**What is expected:**
Pull out every line below containing the word "this".

(Data records for software interfaces)
──────────

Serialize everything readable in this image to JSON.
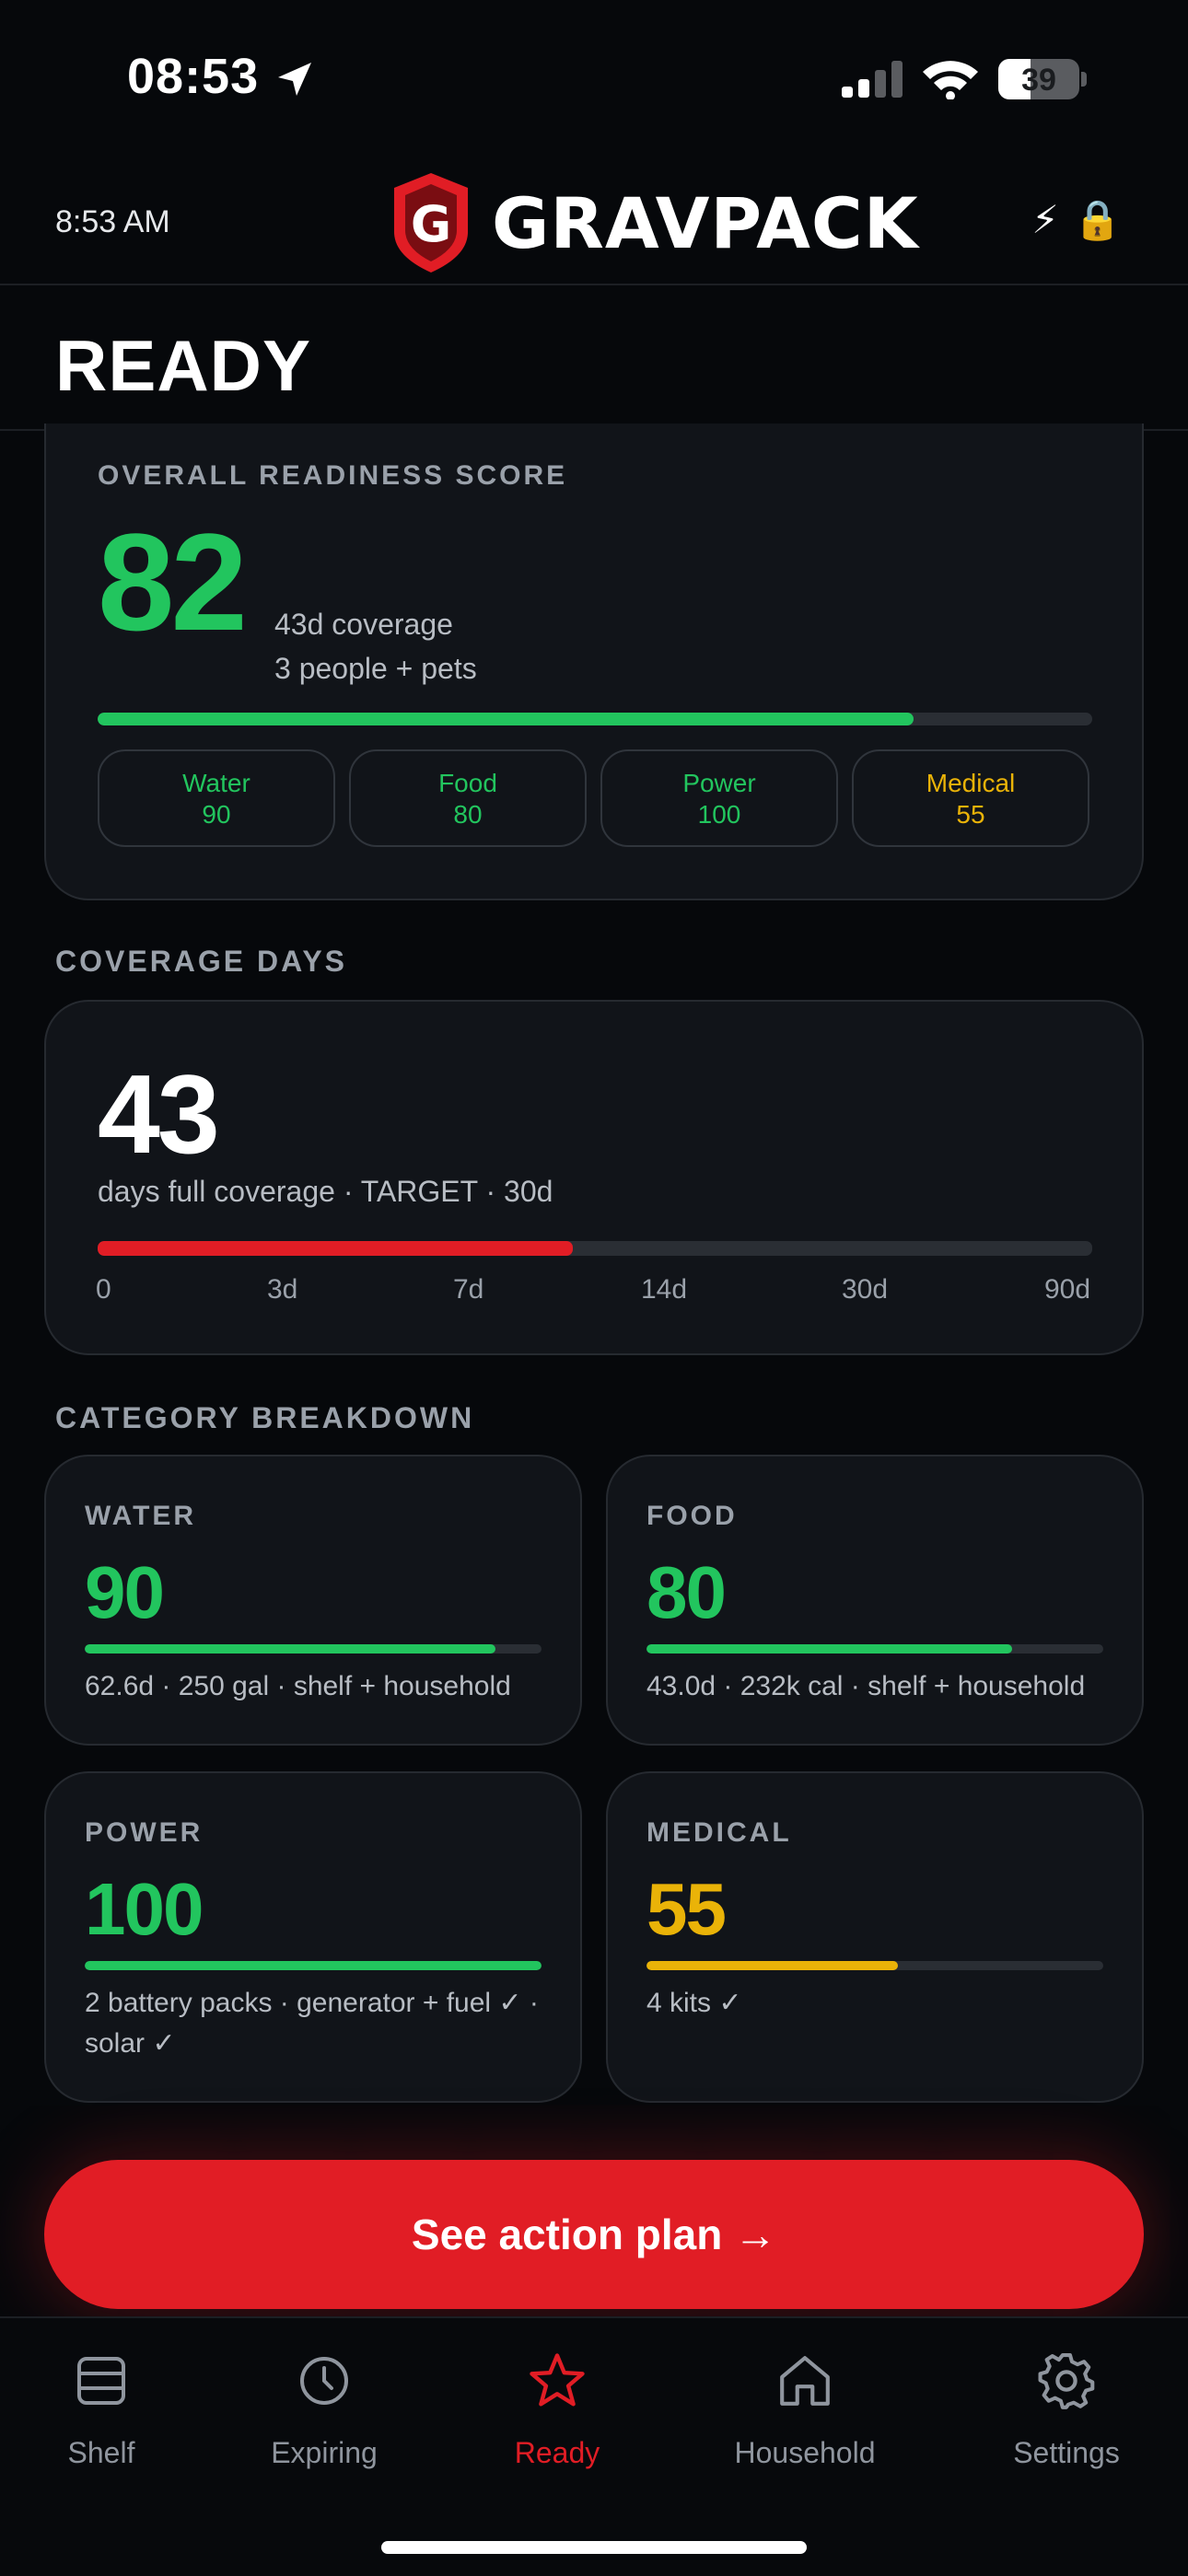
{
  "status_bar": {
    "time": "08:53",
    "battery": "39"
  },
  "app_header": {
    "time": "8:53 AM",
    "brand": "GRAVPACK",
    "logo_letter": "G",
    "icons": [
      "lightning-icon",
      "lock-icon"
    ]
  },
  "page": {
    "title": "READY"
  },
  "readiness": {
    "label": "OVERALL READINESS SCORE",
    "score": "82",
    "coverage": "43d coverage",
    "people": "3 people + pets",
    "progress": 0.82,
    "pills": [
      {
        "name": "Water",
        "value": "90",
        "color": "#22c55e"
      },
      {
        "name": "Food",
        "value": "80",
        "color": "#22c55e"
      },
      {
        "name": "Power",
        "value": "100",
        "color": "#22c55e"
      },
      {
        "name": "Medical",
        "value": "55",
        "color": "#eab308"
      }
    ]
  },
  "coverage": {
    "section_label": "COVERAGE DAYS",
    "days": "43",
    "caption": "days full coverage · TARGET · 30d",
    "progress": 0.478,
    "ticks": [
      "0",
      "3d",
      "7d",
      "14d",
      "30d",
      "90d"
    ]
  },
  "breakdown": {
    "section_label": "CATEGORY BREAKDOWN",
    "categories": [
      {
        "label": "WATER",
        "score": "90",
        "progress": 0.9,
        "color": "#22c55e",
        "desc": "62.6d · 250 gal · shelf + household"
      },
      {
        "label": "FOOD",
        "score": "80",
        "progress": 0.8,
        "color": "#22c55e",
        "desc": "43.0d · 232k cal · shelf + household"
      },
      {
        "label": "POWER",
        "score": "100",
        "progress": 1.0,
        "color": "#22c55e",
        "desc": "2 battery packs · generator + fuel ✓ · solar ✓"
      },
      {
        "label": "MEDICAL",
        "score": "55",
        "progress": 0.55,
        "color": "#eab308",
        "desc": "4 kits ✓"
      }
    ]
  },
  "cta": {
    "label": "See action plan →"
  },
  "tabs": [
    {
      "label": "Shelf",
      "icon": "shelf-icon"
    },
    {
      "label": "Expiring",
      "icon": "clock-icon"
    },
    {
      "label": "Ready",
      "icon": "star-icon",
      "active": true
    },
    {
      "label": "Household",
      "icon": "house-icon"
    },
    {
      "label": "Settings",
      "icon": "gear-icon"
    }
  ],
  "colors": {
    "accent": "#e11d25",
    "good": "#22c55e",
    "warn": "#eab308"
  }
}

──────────

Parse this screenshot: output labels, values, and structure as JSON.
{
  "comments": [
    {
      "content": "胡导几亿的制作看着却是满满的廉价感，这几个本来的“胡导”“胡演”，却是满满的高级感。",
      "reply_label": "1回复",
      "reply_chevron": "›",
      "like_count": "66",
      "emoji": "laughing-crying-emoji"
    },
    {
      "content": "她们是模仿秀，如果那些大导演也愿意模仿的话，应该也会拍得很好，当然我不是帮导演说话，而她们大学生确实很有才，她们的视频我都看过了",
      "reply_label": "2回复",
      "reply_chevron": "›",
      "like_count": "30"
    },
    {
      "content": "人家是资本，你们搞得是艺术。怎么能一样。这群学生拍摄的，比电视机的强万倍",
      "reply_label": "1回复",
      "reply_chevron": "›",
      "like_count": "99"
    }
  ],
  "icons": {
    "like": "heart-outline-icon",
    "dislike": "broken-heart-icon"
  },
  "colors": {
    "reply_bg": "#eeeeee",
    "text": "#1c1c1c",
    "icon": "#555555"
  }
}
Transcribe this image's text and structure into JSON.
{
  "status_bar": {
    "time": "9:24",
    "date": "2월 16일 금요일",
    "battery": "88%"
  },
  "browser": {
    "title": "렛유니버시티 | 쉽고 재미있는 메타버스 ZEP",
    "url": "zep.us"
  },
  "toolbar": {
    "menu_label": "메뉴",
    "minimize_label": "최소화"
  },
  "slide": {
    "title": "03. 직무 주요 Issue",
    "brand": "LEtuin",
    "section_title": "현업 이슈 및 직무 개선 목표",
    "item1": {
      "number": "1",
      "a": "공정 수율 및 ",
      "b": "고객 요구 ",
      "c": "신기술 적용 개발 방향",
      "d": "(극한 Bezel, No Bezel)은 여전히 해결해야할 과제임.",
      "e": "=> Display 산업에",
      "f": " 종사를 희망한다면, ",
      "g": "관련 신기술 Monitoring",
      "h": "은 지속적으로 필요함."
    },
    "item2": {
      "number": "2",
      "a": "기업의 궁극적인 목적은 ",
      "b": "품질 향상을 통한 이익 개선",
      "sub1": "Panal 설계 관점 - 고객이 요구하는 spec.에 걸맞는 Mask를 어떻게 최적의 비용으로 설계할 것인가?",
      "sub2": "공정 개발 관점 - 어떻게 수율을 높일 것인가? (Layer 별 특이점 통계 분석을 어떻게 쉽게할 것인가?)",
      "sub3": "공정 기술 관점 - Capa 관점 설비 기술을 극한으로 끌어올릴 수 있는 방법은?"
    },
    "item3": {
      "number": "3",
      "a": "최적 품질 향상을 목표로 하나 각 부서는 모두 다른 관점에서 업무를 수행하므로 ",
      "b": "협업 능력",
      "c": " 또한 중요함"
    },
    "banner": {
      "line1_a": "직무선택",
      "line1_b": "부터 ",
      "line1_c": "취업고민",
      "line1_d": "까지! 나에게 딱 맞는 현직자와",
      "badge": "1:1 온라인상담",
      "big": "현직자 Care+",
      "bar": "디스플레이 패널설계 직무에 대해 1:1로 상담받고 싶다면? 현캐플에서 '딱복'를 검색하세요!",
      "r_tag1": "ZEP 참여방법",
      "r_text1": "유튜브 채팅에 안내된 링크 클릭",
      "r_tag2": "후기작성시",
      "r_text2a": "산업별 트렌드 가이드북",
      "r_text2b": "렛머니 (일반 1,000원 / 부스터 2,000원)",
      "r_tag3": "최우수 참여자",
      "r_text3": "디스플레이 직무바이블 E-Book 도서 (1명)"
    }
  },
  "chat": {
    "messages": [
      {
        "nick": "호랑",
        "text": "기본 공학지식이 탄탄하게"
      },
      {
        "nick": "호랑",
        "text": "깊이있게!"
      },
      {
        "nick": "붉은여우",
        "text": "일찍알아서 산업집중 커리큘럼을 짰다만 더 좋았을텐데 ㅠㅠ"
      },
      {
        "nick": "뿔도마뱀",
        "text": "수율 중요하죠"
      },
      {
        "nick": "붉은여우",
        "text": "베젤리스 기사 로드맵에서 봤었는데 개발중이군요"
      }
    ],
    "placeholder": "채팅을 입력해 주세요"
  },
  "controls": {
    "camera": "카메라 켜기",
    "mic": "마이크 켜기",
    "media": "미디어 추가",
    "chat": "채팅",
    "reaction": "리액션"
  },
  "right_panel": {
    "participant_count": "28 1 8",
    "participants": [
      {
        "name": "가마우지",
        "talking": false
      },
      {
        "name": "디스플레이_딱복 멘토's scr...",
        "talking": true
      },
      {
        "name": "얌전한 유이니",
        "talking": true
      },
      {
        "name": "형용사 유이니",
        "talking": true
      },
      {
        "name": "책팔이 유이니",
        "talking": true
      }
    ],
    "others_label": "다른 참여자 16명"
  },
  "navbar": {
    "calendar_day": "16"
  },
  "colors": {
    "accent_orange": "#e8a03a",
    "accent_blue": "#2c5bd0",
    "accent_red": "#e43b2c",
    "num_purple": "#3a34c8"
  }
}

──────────

**Answer below:**
Serialize everything readable in this image to JSON.
Parse this screenshot: output labels, values, and structure as JSON.
Transcribe this image's text and structure into JSON.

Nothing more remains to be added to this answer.